The policy was announced as part of a tranche of new anti-terrorism laws and is an attempt to push through a proposal that was originally made by the Labor government in 2012.

This mandatory data retention scheme would collect sensitive information such as the two numbers that make a phone call and the location of the parties involved. This would also apply to online interactions meaning the tracking of locations and identity can be made possible without a lawful warrant.

While the government uses terms like “metadata” in an attempt to assure people that the content of the phone conversations, messages, emails and websites won’t be included, the peripheral data collected can still reveal an immense amount about people’s private lives.

Spy agencies already have access to this type of data under existing laws. The new laws however would make it easier for them to access this information with far less oversight. This increases the potential for abuse, leaks and privacy breaches.

The government claims data retention is a necessary tool to “protect national security” against serious crimes and terrorism.
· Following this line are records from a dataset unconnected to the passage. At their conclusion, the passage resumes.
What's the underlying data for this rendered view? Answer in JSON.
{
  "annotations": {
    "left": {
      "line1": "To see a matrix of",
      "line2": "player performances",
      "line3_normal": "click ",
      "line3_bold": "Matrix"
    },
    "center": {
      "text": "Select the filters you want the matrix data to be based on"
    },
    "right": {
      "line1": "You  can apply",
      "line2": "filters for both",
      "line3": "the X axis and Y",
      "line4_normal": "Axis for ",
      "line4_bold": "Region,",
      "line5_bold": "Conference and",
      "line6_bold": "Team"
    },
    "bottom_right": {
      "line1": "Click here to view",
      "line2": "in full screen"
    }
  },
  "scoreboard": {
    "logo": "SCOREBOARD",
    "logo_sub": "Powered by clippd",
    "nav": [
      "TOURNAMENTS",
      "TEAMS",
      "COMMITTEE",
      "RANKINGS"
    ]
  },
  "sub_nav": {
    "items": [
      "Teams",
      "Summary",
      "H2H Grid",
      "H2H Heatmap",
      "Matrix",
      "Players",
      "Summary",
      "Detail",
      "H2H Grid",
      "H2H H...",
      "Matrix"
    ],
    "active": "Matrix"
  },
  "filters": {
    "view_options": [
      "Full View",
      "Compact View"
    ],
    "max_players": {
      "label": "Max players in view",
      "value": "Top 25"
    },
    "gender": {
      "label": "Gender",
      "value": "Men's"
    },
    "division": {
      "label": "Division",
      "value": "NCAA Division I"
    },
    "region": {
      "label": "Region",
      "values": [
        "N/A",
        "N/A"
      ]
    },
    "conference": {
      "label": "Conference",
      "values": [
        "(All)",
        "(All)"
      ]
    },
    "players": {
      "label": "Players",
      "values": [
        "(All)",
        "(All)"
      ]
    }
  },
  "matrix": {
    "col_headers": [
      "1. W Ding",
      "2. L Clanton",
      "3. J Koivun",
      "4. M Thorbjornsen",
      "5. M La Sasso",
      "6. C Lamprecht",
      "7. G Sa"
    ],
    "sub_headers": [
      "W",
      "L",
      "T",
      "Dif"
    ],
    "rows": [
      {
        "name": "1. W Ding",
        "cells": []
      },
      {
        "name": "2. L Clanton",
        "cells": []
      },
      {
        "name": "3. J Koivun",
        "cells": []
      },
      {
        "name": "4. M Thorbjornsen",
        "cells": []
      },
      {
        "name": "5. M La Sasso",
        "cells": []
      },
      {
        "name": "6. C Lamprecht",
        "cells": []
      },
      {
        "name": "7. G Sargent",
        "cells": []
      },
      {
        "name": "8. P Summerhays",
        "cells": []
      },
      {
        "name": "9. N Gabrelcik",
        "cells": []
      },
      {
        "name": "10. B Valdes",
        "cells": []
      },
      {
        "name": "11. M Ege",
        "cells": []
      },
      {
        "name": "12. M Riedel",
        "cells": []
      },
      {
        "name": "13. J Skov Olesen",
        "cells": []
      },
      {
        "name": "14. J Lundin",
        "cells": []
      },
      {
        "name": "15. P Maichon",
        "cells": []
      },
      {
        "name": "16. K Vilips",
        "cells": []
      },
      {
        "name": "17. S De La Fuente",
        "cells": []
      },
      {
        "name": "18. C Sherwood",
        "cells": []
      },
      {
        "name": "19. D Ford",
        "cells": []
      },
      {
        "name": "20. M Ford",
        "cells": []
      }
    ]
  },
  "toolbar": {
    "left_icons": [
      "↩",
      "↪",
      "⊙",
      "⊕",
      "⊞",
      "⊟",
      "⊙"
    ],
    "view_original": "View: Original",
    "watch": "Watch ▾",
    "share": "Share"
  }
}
The truth is data retention has already proven to be ineffective in terms of law enforcement in other countries.

The government in Denmark said in June that it will repeal its “session logging”, or data retention, law. Telecommunications operators in Sweden simply stopped collecting the data because it has been unusable to fight crimes. The scheme is also expensive costing millions of dollars to collect and store the data. These costs will inevitably be passed on to consumers from the internet service providers.

Despite all this the Abbott government is pushing ahead with attempts to increase surveillance measures. These measures are not only a major breach of privacy, but they undermine our democratic rights.

While the government has used ‘terrorism’ as a pretext, their real motivation for implementing the laws is the increasing need to keep a check on people as capitalism moves into a more unstable period.

The world economy is fraught with problems. Even here in Australia the government is preparing to implement a series of unpopular budget measures over the decade. They are expecting resistance to those measures and the emergence of political forces that will want to challenge big business dominance.

Increasingly capitalist governments will attempt to rely on a climate of fear, intimidation, and the repression of basic democratic rights to defend their unjust system.

As has been the case with other repressive laws, metadata retention will inevitably be used against all sorts of political activists and organisations. Revelations from whistle-blowers like Edward Snowden, Julian Assange and Glenn Greenwald have shown that these types of ‘security’ programs are primarily used to defend the profit driven system and aid the crackdown on domestic resistance.

Socialists oppose breaches of privacy and the winding back of democratic rights. We explain that as long as capitalism remains in place all sorts of undemocratic measures will be used to preserve it. Only a system based on the interests of the majority would eliminate the need for surveillance and repression.

This is why side by side with defending democratic rights we fight for a democratic socialist society.